=== Source material ===
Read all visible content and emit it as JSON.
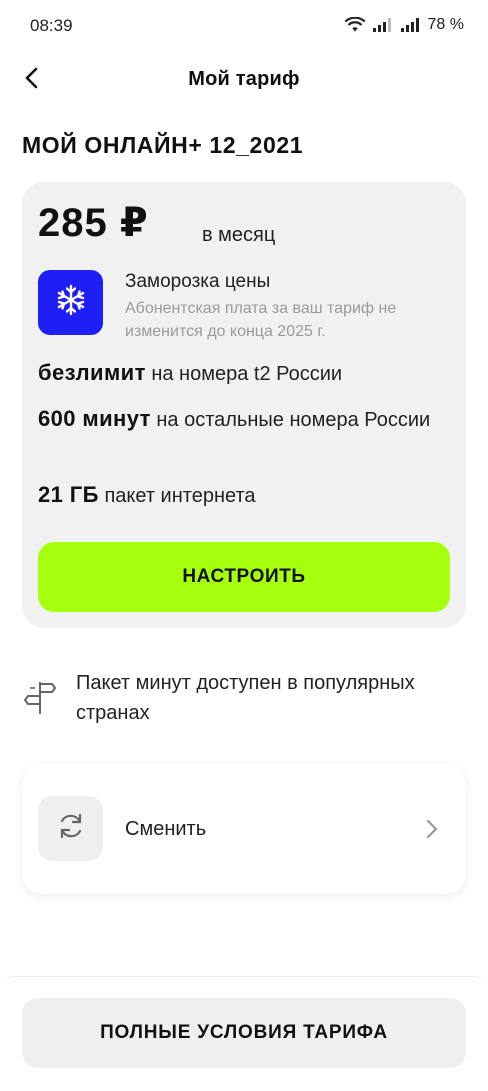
{
  "status_bar": {
    "time": "08:39",
    "battery": "78 %"
  },
  "header": {
    "title": "Мой тариф"
  },
  "plan": {
    "name": "МОЙ ОНЛАЙН+ 12_2021",
    "price": "285 ₽",
    "price_unit": "в месяц",
    "freeze": {
      "title": "Заморозка цены",
      "description": "Абонентская плата за ваш тариф не изменится до конца 2025 г."
    },
    "features": [
      {
        "bold": "безлимит",
        "text": "на номера t2 России"
      },
      {
        "bold": "600 минут",
        "text": "на остальные номера России"
      },
      {
        "bold": "21 ГБ",
        "text": "пакет интернета"
      }
    ],
    "configure_label": "НАСТРОИТЬ"
  },
  "note": {
    "text": "Пакет минут доступен в популярных странах"
  },
  "change": {
    "label": "Сменить"
  },
  "bottom": {
    "full_terms_label": "ПОЛНЫЕ УСЛОВИЯ ТАРИФА"
  },
  "colors": {
    "accent_green": "#a6ff0d",
    "freeze_blue": "#1f1ff5",
    "card_gray": "#f1f1f1"
  },
  "icons": [
    "wifi-icon",
    "signal-icon",
    "back-arrow-icon",
    "snowflake-icon",
    "signpost-icon",
    "refresh-icon",
    "chevron-right-icon"
  ]
}
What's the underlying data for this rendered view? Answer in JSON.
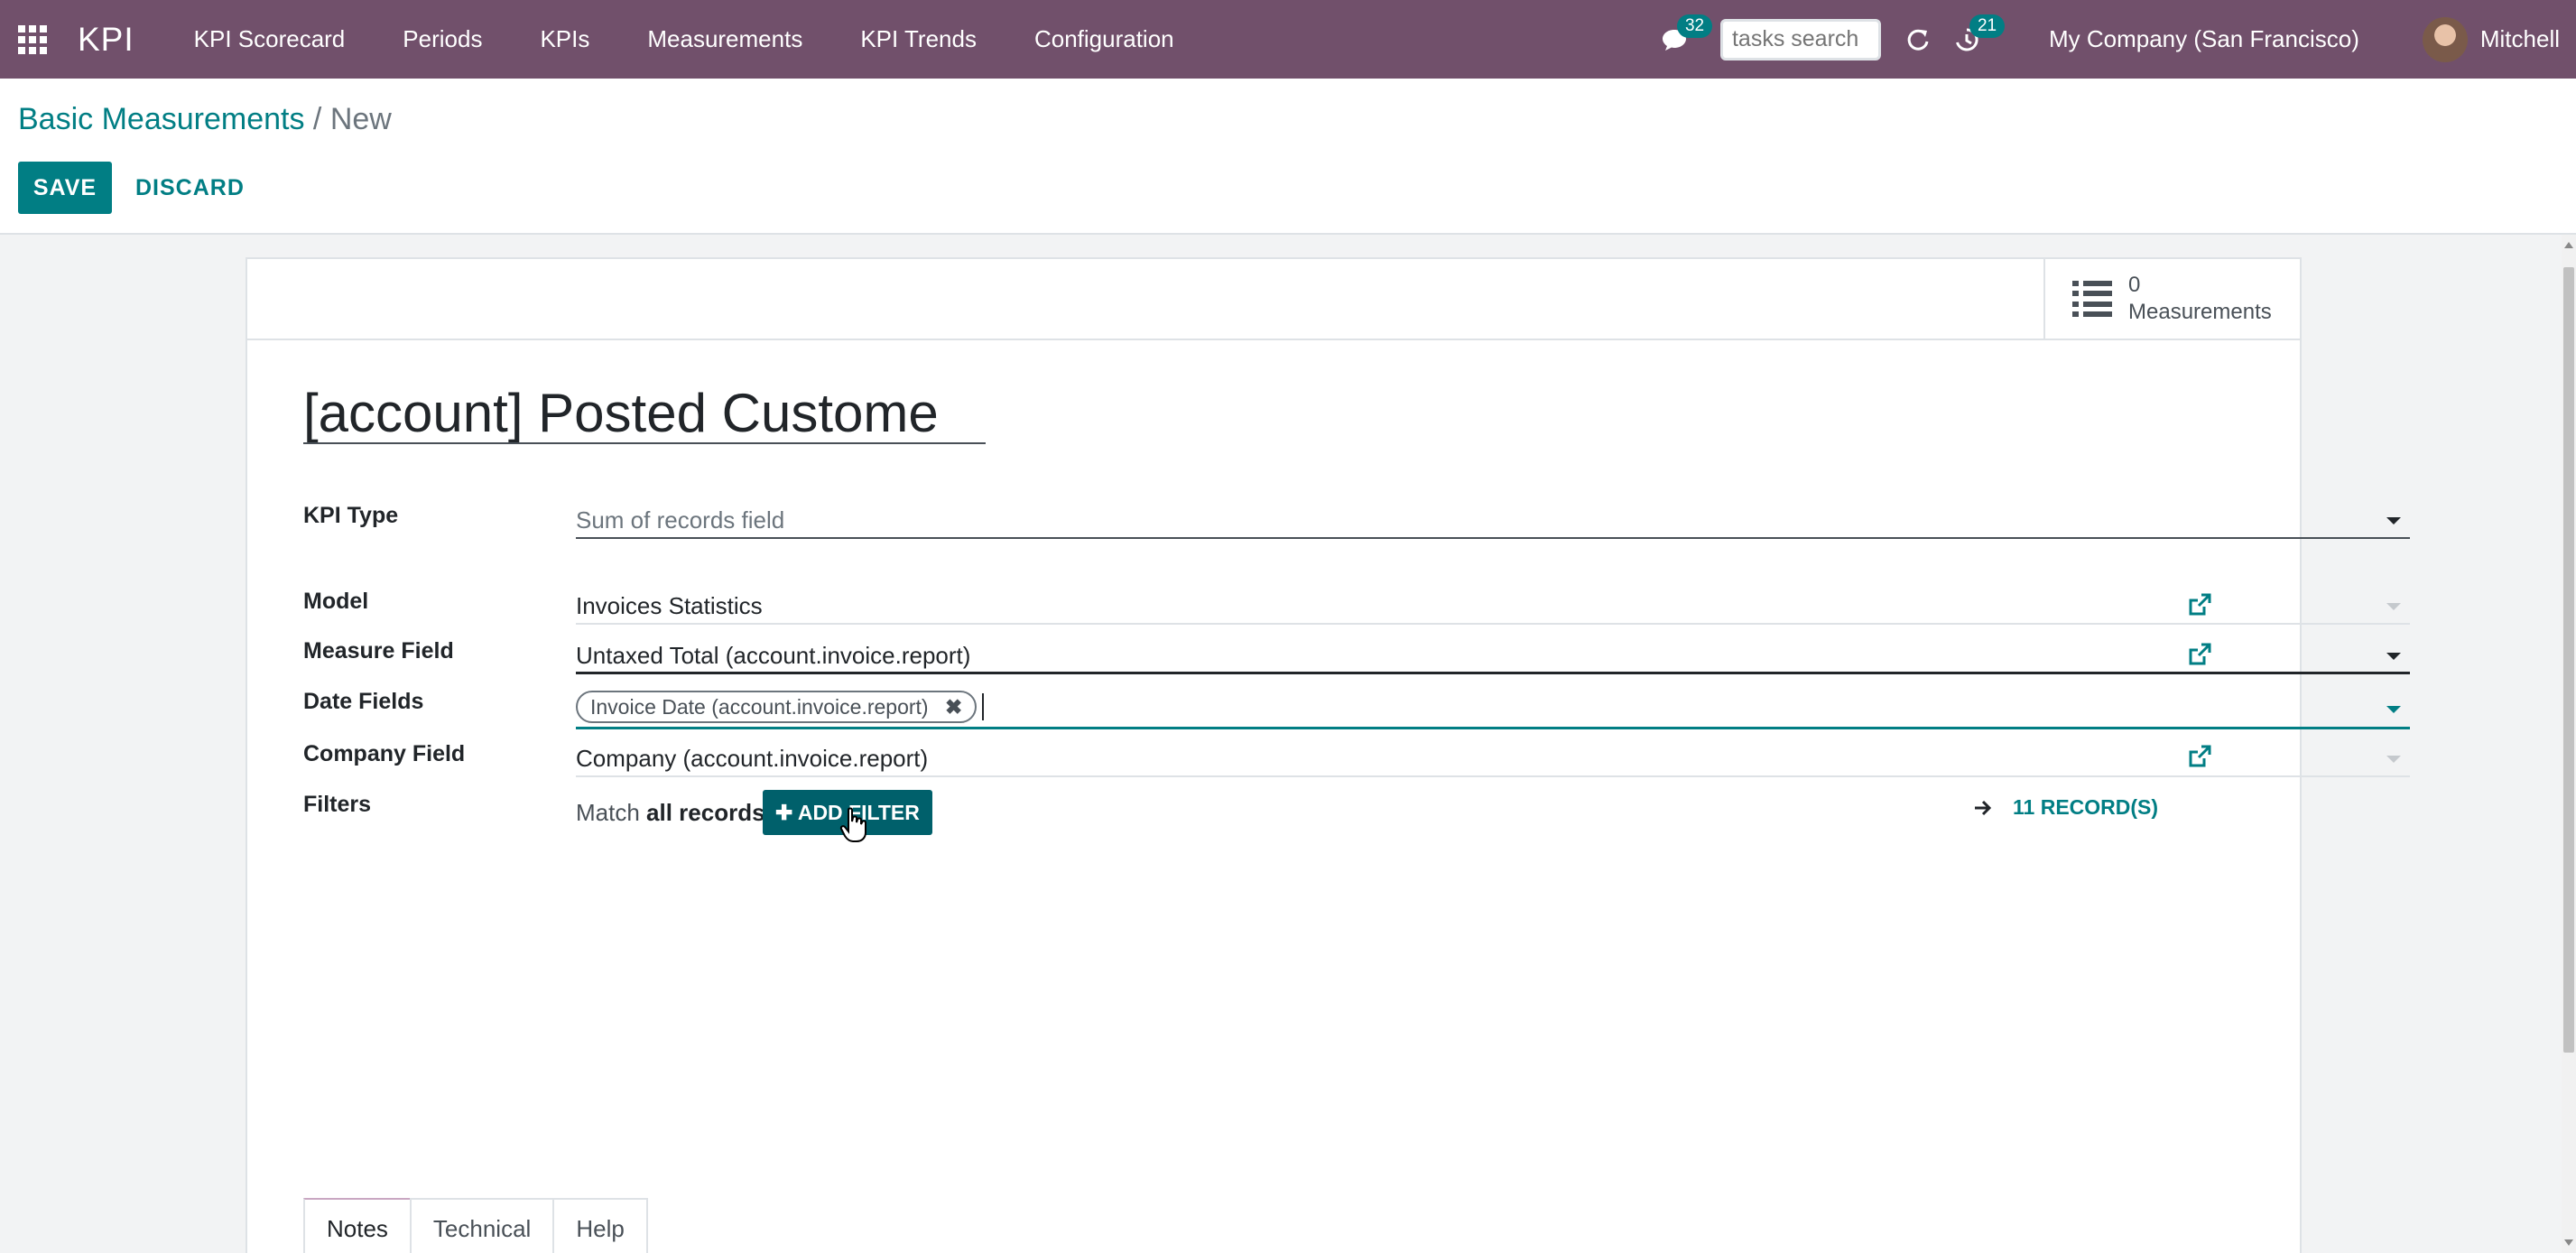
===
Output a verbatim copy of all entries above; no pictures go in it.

Read all visible content and emit it as JSON.
{
  "status_bar": {
    "time": "08:39",
    "battery": "78 %"
  },
  "header": {
    "title": "Мой тариф"
  },
  "plan": {
    "name": "МОЙ ОНЛАЙН+ 12_2021",
    "price": "285 ₽",
    "price_unit": "в месяц",
    "freeze": {
      "title": "Заморозка цены",
      "description": "Абонентская плата за ваш тариф не изменится до конца 2025 г."
    },
    "features": [
      {
        "bold": "безлимит",
        "text": "на номера t2 России"
      },
      {
        "bold": "600 минут",
        "text": "на остальные номера России"
      },
      {
        "bold": "21 ГБ",
        "text": "пакет интернета"
      }
    ],
    "configure_label": "НАСТРОИТЬ"
  },
  "note": {
    "text": "Пакет минут доступен в популярных странах"
  },
  "change": {
    "label": "Сменить"
  },
  "bottom": {
    "full_terms_label": "ПОЛНЫЕ УСЛОВИЯ ТАРИФА"
  },
  "colors": {
    "accent_green": "#a6ff0d",
    "freeze_blue": "#1f1ff5",
    "card_gray": "#f1f1f1"
  },
  "icons": [
    "wifi-icon",
    "signal-icon",
    "back-arrow-icon",
    "snowflake-icon",
    "signpost-icon",
    "refresh-icon",
    "chevron-right-icon"
  ]
}
What's the underlying data for this rendered view? Answer in JSON.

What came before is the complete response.